        • ii. One rotation per 10 seconds. Motor turns for 10 seconds to finish one turn of the inner cup and then stops for a rest period lasting the number of seconds calculated according to the selected number of turns per day parameter. The length of a rest period may be calculated as follows: Assuming 86,400 seconds in one day (60 seconds in one minute X 60 minutes in one hour X 24 hours in one day), divide 86,400 by the desired number of revolutions per day, for example, 800. The product is 108 seconds which defines the length of a revolution period. Subtract the length of time of one revolution, 10 seconds, to yield 98 seconds, the length of a rest period between revolutions if the winder is operating at 800 revolutions per day.
        • iii. Turning modes: clockwise, counter clockwise, and both. Clockwise—causes the inner cup to turn in a clockwise direction; Counter clockwise—causes the inner cup to turn in a counter clockwise direction; Both—causes the inner cup to turn in a clockwise direction for one complete rotation of the inner cup and then in counter clockwise direction for one complete rotation of the inner cup, and then alternating thereafter.
        • iv. Turns per day. This parameter determines the number of rotations to occur within a day and is used to calculate the stop or rest period of the selected winder head.
      • b. If the USB cable is unplugged from the PC, the MCU of the winder suspends the USB connection (assuming the winder still works with an AC adapter). If the USB cable is re-connected to a computer USB port, the MCU resumes the USB connection.
      • c. MCU checks interrupt sources of the USB port and serial port (used for wireless module or IrDA module). If interrupt flag(s), the MCU performs corresponding interrupt service subroutine.
        • i. Reads the command data from corresponding devices. The commands are: Parameter writing command, Head enabled/disenabled command, and Working data requiring command.
        • ii. Performs the following commands:
          • (1). Parameter writing command. Receives the parameters sent from PC, and then store the parameters into the MCU flash memory.
          • (2). Head enabled/disenabled command. Enable or disable the winder head and store this parameter into the MCU flash memory.
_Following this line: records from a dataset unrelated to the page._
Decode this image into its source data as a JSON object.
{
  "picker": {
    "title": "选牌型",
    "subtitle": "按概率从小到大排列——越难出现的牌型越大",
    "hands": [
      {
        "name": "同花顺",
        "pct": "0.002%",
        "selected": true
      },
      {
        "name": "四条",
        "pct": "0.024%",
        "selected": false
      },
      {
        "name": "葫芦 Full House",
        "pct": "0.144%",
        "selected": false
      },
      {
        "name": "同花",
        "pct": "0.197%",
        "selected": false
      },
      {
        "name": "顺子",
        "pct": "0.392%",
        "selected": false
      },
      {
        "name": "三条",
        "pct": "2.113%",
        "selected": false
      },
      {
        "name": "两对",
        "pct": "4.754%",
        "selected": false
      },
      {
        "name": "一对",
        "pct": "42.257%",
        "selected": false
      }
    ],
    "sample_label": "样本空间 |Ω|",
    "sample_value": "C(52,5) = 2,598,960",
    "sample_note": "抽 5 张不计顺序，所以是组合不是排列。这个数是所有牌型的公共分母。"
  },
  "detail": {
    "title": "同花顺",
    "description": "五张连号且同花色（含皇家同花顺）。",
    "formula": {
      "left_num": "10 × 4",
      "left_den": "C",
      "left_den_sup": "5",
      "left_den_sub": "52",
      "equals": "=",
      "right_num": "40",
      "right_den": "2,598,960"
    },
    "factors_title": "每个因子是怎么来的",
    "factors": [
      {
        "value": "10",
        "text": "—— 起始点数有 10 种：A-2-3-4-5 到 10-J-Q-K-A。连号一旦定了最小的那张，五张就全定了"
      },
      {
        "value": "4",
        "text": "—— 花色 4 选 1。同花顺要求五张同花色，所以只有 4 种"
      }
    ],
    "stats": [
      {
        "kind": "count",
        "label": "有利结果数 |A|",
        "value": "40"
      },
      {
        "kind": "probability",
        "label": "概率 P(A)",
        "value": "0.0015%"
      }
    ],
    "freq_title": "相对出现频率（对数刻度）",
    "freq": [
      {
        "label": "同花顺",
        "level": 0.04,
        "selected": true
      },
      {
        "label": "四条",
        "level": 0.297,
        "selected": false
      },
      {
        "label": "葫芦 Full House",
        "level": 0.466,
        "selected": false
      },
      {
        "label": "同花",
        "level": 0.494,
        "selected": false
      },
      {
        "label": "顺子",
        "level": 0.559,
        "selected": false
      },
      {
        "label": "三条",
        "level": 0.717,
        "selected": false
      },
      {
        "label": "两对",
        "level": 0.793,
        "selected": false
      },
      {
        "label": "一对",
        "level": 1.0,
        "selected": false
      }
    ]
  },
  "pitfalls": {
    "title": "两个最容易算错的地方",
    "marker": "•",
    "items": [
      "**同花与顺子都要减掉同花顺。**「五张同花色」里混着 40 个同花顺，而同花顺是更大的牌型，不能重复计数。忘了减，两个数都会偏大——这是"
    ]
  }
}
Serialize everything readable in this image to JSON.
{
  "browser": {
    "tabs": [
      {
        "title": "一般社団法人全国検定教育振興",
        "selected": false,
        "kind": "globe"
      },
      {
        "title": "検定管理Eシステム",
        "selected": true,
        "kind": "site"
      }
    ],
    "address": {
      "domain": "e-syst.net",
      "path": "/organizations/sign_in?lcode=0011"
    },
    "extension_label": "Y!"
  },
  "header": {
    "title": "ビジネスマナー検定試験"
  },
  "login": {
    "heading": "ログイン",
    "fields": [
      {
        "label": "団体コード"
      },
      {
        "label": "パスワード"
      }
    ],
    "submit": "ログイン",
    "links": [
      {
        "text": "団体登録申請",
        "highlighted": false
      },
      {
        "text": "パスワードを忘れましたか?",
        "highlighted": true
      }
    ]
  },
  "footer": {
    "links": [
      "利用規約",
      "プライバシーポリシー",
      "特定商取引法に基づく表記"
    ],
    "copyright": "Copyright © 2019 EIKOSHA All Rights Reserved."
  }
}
          • (3). Working data requiring command. PC requests working data from winder. The winder sends data (turns completed and time elapsed) to PC.
        • iii. USB and serial communication ports stand-by
    • 7. The main program continues at the loop beginning.

It is to be understood that while certain forms of this invention have been illustrated and described, it is not limited thereto except insofar as such limitations are included in the following claims and allowable equivalents thereof.

Having thus described the invention, what is claimed as new and desired to be secured by Letters Patent is as follows: